I take the present opportunity to rite a few lines to you hoping they will find you well and dooing well as thank god it leaves me and all the rest of our squad. Well, I will now tell you a little a bout our movements. We got on the train at Indapolis bound for Louisville Friday night at 5 oclock. We got to our batry a little before day lite. We then ladown and selp about 7 our. Our batery was down at the loer end of town. We had orders to march as soon as we eat breakfast so we hitched up and started. We hadn’t the least idear where we were going but we started up the river and went up threw town. We hadn’t went far before it commenst raining. We marched some 6 mils and went in to a camp again. It rained on us until nearly night when it cleared of so that we had a pleasant knight and it is still pleasant this morning. I can’t tell how long we will stay hear but not long. I expect for there is no danger of the rebbels coming hear. It is a general beleaf that the fiting is a bout over.
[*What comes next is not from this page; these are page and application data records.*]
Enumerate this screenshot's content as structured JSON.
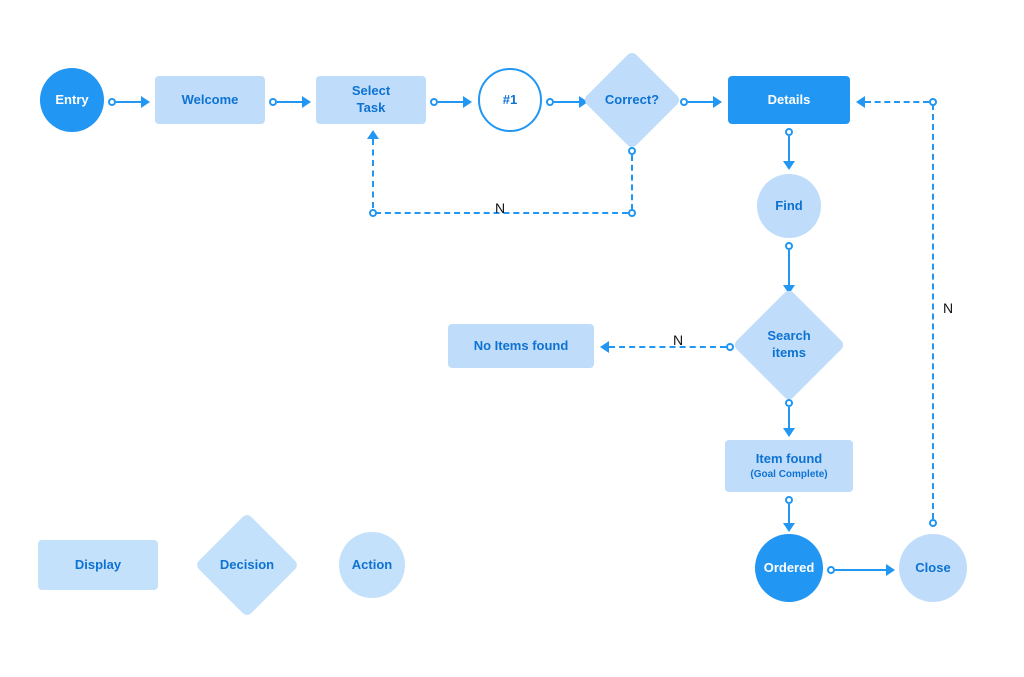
{
  "colors": {
    "accent": "#2196F3",
    "light": "#BFDDFA",
    "text": "#0E72D2"
  },
  "nodes": {
    "entry": "Entry",
    "welcome": "Welcome",
    "select_task": "Select\nTask",
    "ref1": "#1",
    "correct": "Correct?",
    "details": "Details",
    "find": "Find",
    "search_items": "Search\nitems",
    "no_items": "No Items found",
    "item_found_title": "Item found",
    "item_found_sub": "(Goal Complete)",
    "ordered": "Ordered",
    "close": "Close"
  },
  "edges": {
    "correct_no": "N",
    "search_no": "N",
    "close_no": "N"
  },
  "legend": {
    "display": "Display",
    "decision": "Decision",
    "action": "Action"
  }
}
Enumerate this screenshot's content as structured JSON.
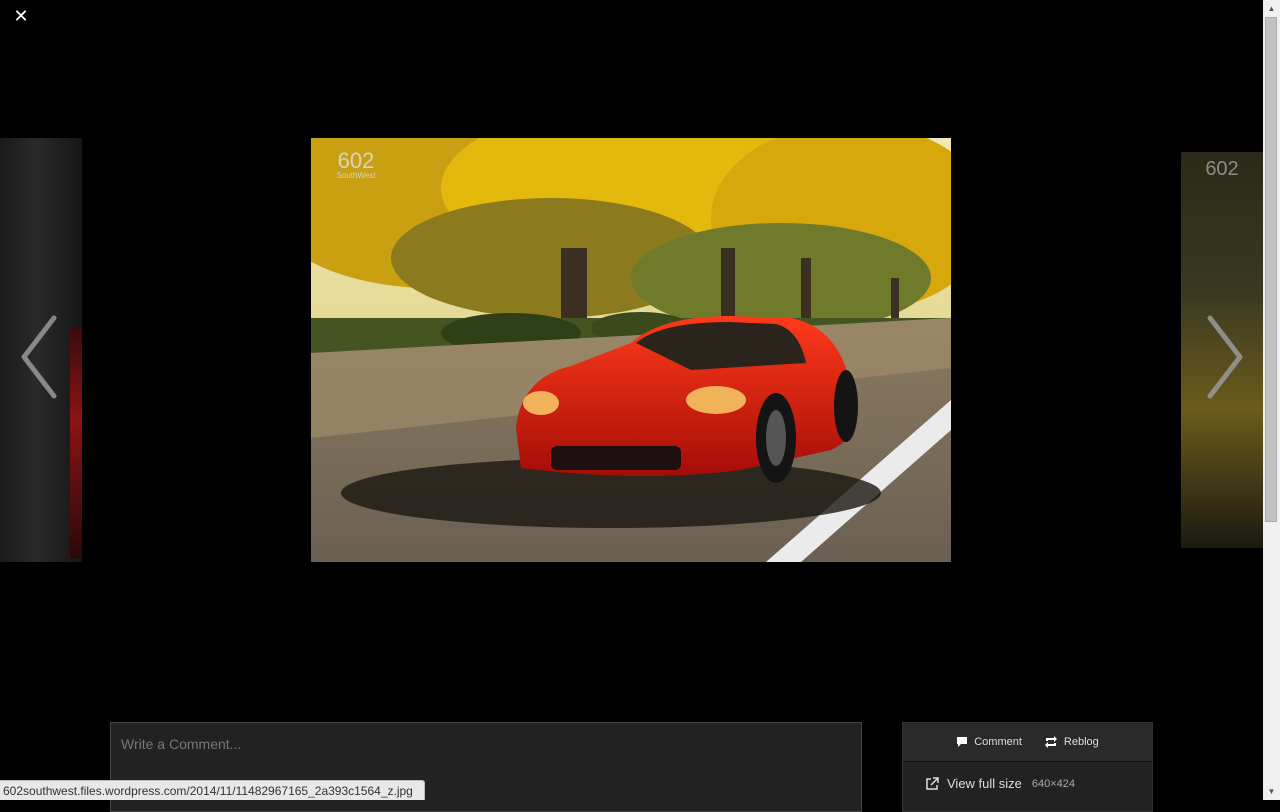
{
  "lightbox": {
    "close_icon": "close-icon",
    "close_glyph": "✕",
    "prev_icon": "chevron-left-icon",
    "next_icon": "chevron-right-icon",
    "photo_watermark": "602",
    "photo_watermark_sub": "SouthWest",
    "side_watermark": "602"
  },
  "comment": {
    "placeholder": "Write a Comment..."
  },
  "actions": {
    "comment_label": "Comment",
    "reblog_label": "Reblog",
    "view_full_label": "View full size",
    "dimensions": "640×424"
  },
  "status": {
    "url": "602southwest.files.wordpress.com/2014/11/11482967165_2a393c1564_z.jpg"
  },
  "colors": {
    "background": "#000000",
    "panel": "#222222",
    "car_red": "#d11a0f",
    "foliage": "#e6b800"
  }
}
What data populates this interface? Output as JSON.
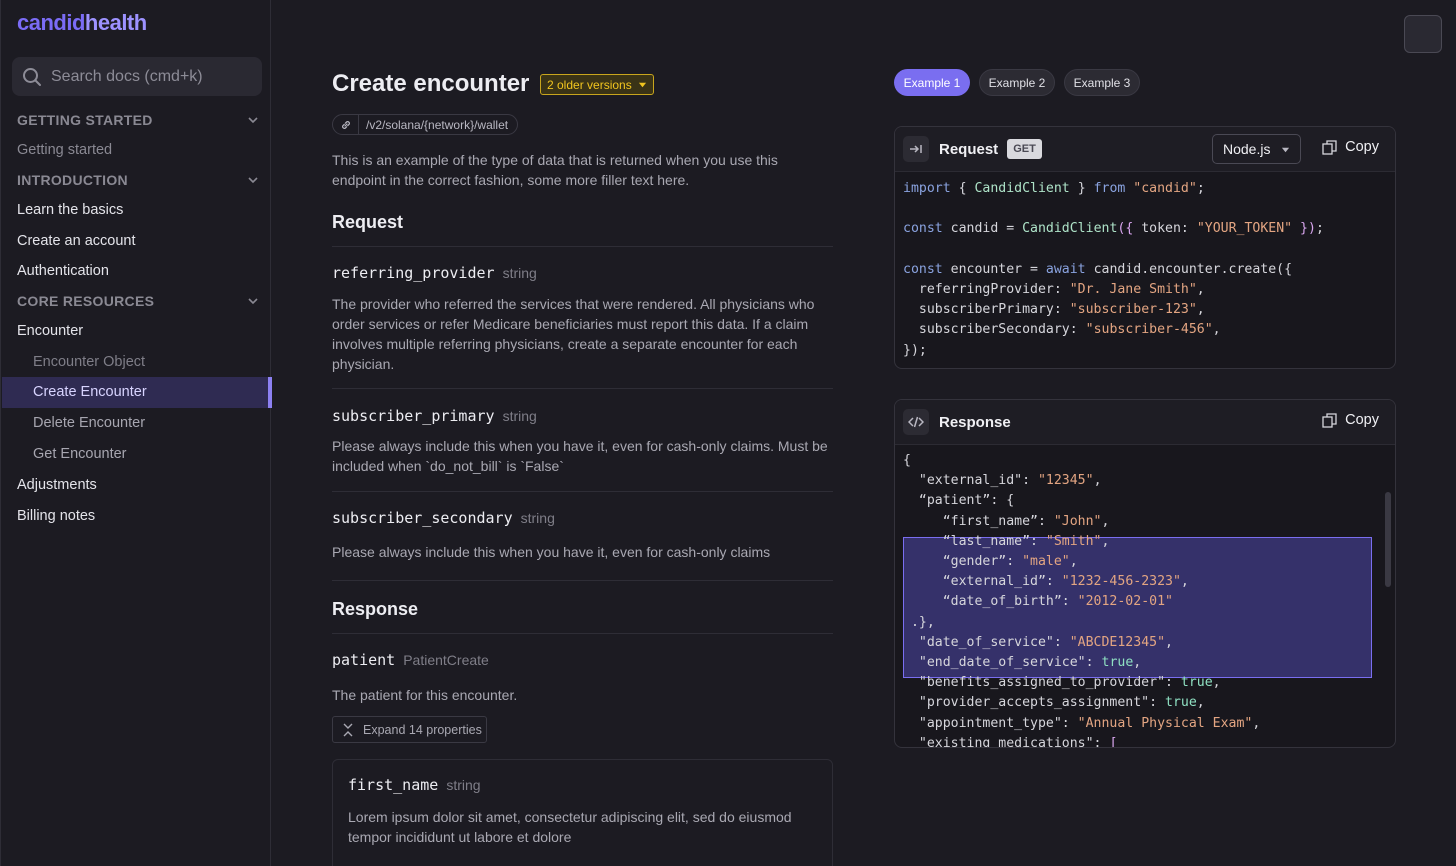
{
  "brand": {
    "part1": "candid",
    "part2": "health"
  },
  "search": {
    "placeholder": "Search docs (cmd+k)"
  },
  "sidebar": {
    "sections": [
      {
        "label": "GETTING STARTED"
      },
      {
        "label": "INTRODUCTION"
      },
      {
        "label": "CORE RESOURCES"
      }
    ],
    "items": [
      {
        "label": "Getting started"
      },
      {
        "label": "Learn the basics"
      },
      {
        "label": "Create an account"
      },
      {
        "label": "Authentication"
      },
      {
        "label": "Encounter"
      },
      {
        "label": "Encounter Object"
      },
      {
        "label": "Create Encounter"
      },
      {
        "label": "Delete Encounter"
      },
      {
        "label": "Get Encounter"
      },
      {
        "label": "Adjustments"
      },
      {
        "label": "Billing notes"
      }
    ]
  },
  "page": {
    "title": "Create encounter",
    "versions": "2 older versions",
    "endpoint": "/v2/solana/{network}/wallet",
    "description": "This is an example of the type of data that is returned when you use this endpoint in the correct fashion, some more filler text here.",
    "request_heading": "Request",
    "response_heading": "Response",
    "fields": [
      {
        "name": "referring_provider",
        "type": "string",
        "desc": "The provider who referred the services that were rendered. All physicians who order services or refer Medicare beneficiaries must report this data. If a claim involves multiple referring physicians, create a separate encounter for each physician."
      },
      {
        "name": "subscriber_primary",
        "type": "string",
        "desc": "Please always include this when you have it, even for cash-only claims. Must be included when `do_not_bill` is `False`"
      },
      {
        "name": "subscriber_secondary",
        "type": "string",
        "desc": "Please always include this when you have it, even for cash-only claims"
      }
    ],
    "response_field": {
      "name": "patient",
      "type": "PatientCreate",
      "desc": "The patient for this encounter."
    },
    "expand_label": "Expand 14 properties",
    "sub_field": {
      "name": "first_name",
      "type": "string",
      "desc": "Lorem ipsum dolor sit amet, consectetur adipiscing elit, sed do eiusmod tempor incididunt ut labore et dolore"
    }
  },
  "examples": [
    "Example 1",
    "Example 2",
    "Example 3"
  ],
  "request_card": {
    "title": "Request",
    "method": "GET",
    "language": "Node.js",
    "copy": "Copy"
  },
  "response_card": {
    "title": "Response",
    "copy": "Copy"
  },
  "colors": {
    "accent": "#7a6ef0",
    "active_row": "#2f2b52",
    "warning": "#f1c51f"
  }
}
I have taken charge of 2 horses. There is 6 horses to each cannon and 3 drivers. I drive the wheel horses of canon No. 2 witch is a 10 pounder and will throw a ball 5 mils. I will now come to close for this time I will rite again in a few days and I want you to rite and let me know how you are getting along. I hope you have become better satesfided by this time. I don’t want you to worey your self about me for I assure that I am dooing well and seing an easy time. Don’t forget to pray for me that I ma be spared to return to enjoy our society.
So fare well from your loving husband
Wm Forder to Sarah Forder and daughter
Jacob Marty is hear now and I saw Dave Sands yesterday. I don’t know how many boys I have saw since I have ben hear that I know. I saw Jrd Cad yesterday. He told me to send his respect to you and all the rest of the folks. Direct your letters to the 10th Ind batery Cap Cox 21 brigade 6th Division.
William here mentions three friends, “Jacob Marty”, “Dave Sands” and “Jrd Cad”. No soldiers with the name Marty or Cad served with the Indiana 10th Battery though about a dozen soldiers by the name of “Jacob Martin” served with various Indiana and Illinois units. There is also no David Sands with the unit but a volunteer by the name of Thomas H.B. Sands from Darlington is listed. He mustered in on September 13, 1862 and mustered out on July 10, 1965.
“Cap Cox” refers to the unit’s Captain, Jerome Cox. He received his commission on November 20, 1861 and resigned on June 2, 1863. More on him to be posted.